▶ _About this exercise_
Among the entries that follow, how many lines contain the word "JSON"? Give the number alone.

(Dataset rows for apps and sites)
———

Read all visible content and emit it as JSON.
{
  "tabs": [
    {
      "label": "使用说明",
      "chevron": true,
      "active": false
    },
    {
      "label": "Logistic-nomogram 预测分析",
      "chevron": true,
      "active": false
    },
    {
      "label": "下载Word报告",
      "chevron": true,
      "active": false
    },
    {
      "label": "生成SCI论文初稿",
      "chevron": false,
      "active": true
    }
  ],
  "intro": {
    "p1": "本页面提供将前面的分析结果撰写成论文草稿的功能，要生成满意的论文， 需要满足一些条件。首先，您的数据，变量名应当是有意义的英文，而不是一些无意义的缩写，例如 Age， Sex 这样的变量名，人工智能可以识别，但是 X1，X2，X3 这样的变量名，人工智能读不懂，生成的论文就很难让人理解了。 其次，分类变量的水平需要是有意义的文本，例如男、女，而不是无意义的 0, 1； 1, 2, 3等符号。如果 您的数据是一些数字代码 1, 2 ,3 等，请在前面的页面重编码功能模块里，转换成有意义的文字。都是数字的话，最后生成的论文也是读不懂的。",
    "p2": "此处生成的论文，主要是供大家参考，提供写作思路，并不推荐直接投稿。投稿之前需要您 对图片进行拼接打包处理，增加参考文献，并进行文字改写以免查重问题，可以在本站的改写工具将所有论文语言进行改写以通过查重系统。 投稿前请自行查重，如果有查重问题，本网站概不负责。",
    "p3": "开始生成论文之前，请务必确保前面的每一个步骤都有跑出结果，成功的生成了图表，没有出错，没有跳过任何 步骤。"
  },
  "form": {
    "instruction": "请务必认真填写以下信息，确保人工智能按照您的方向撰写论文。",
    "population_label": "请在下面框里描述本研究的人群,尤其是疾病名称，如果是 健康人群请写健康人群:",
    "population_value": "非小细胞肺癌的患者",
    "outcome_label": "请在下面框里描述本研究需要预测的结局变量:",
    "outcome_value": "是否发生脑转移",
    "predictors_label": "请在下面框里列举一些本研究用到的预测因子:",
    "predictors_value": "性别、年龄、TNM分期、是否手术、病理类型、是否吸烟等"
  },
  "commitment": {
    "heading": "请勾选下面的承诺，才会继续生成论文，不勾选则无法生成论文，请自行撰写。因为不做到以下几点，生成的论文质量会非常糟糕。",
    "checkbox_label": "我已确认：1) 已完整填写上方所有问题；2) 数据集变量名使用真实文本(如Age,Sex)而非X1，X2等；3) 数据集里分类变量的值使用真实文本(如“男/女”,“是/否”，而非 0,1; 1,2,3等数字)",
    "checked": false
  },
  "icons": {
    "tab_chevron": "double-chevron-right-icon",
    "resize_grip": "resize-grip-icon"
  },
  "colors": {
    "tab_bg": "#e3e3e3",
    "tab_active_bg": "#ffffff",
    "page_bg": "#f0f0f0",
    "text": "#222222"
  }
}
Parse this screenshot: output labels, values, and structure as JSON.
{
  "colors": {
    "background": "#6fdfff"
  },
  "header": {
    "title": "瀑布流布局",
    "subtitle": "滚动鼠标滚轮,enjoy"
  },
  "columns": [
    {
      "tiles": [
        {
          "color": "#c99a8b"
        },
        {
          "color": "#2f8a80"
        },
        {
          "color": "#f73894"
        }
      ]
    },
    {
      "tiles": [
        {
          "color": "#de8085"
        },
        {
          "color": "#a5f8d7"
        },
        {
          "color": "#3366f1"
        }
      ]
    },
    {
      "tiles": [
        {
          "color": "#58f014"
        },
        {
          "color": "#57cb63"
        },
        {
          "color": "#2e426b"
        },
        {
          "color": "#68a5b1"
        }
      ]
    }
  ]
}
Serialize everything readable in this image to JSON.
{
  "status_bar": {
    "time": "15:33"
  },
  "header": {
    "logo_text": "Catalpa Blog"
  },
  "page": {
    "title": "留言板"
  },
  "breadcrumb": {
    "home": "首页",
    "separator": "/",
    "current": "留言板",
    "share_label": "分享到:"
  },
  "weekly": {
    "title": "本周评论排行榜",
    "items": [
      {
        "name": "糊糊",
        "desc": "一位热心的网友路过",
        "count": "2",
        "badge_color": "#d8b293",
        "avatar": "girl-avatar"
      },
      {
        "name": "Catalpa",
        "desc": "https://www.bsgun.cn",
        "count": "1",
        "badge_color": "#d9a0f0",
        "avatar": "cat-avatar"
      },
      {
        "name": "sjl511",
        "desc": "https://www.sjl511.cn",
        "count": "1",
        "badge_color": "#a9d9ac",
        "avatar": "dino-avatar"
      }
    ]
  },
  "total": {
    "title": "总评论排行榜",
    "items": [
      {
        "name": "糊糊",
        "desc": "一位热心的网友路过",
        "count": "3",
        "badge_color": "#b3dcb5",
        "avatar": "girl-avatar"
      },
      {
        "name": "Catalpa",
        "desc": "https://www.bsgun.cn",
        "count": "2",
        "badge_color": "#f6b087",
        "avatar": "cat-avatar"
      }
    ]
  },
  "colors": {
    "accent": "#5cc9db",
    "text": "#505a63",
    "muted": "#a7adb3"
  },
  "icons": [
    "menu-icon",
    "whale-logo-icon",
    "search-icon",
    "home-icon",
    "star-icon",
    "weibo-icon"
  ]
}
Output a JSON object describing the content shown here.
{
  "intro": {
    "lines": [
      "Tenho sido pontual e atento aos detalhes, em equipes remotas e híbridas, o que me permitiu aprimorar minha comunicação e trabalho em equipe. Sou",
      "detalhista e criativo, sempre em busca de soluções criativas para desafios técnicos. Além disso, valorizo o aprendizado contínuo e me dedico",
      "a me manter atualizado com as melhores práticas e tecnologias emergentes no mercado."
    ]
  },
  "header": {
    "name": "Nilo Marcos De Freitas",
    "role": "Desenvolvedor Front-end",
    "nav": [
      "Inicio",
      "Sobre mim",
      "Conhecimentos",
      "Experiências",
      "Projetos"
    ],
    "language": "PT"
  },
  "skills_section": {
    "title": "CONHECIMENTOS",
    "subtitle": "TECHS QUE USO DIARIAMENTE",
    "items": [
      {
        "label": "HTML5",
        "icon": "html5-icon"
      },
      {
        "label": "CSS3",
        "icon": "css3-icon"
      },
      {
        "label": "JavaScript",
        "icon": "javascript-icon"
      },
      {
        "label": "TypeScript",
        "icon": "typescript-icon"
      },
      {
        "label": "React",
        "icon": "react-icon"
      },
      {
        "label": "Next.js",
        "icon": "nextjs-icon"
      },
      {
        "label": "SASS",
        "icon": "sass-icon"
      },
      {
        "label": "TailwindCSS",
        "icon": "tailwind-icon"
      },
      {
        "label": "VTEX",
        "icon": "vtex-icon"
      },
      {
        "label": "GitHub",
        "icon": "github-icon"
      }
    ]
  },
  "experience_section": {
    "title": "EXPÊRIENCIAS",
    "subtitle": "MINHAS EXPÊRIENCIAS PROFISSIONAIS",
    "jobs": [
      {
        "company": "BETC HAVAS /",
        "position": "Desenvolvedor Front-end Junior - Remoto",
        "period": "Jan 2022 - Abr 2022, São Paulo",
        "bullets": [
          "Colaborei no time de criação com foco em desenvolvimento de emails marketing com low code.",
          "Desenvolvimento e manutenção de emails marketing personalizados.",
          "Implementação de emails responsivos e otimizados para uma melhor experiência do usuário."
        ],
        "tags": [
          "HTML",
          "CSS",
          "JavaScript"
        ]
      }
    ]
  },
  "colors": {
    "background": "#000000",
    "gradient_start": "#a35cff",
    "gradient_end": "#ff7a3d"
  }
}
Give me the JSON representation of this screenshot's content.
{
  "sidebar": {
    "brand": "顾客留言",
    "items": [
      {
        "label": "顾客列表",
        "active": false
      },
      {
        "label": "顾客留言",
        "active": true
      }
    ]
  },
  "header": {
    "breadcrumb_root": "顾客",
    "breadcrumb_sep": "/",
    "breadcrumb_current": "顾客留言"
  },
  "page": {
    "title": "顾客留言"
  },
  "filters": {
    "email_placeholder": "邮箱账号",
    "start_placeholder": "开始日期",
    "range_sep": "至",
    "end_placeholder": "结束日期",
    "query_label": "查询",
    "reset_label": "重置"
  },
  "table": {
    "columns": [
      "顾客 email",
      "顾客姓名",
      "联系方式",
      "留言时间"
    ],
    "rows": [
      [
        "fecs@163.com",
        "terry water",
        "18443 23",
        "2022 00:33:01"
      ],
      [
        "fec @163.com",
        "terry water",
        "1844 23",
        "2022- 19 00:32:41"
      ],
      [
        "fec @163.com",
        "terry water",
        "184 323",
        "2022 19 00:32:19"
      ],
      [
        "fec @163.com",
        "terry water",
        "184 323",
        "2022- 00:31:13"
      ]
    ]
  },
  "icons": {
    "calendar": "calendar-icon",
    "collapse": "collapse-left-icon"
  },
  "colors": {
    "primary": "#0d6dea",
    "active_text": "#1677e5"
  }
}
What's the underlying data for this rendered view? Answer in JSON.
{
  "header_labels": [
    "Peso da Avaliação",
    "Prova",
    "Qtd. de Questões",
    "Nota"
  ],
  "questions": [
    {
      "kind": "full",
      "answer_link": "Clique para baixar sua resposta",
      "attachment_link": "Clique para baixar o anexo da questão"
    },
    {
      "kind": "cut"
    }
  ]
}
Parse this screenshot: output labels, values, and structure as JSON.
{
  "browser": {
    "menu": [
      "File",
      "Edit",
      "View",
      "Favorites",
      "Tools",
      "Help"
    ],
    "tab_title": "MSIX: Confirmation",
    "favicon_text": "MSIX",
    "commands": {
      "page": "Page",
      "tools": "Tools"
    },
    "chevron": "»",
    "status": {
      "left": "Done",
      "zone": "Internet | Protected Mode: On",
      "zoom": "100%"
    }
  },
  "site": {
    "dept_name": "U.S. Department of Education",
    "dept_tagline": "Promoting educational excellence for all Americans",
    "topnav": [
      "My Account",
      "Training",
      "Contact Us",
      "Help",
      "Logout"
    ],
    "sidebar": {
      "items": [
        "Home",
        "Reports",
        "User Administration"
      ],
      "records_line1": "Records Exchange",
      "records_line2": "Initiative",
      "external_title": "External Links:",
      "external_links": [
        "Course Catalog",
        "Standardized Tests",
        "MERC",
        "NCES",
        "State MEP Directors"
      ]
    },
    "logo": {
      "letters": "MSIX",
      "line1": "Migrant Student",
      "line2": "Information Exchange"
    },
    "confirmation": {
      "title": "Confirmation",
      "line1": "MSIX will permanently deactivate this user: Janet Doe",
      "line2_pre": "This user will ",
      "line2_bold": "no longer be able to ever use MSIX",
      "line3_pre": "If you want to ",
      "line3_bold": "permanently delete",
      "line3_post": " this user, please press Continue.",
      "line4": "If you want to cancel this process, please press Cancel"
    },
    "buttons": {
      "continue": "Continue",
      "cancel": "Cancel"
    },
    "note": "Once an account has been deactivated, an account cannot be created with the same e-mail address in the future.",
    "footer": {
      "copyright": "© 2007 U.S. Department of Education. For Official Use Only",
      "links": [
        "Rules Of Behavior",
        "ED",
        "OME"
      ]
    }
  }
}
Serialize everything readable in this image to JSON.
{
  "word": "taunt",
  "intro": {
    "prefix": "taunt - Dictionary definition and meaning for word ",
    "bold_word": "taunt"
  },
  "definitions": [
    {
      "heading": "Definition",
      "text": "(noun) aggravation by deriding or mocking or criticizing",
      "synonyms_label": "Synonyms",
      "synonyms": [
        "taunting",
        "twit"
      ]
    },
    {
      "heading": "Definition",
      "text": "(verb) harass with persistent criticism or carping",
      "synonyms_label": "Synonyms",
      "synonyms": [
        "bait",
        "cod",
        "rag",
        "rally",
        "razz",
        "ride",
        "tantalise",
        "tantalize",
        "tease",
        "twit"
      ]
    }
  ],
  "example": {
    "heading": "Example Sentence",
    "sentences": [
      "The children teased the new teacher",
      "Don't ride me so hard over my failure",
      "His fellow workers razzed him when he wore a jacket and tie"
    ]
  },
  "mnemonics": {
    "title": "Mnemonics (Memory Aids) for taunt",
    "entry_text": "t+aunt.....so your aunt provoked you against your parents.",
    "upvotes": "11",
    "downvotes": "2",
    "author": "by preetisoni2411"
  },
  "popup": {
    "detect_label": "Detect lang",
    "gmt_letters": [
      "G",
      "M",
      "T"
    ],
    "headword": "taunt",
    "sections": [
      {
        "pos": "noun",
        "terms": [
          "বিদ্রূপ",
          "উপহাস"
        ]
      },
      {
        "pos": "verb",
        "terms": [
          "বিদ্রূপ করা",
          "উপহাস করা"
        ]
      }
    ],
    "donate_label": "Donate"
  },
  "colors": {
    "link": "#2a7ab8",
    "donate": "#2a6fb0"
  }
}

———

▶ _Written solution_
8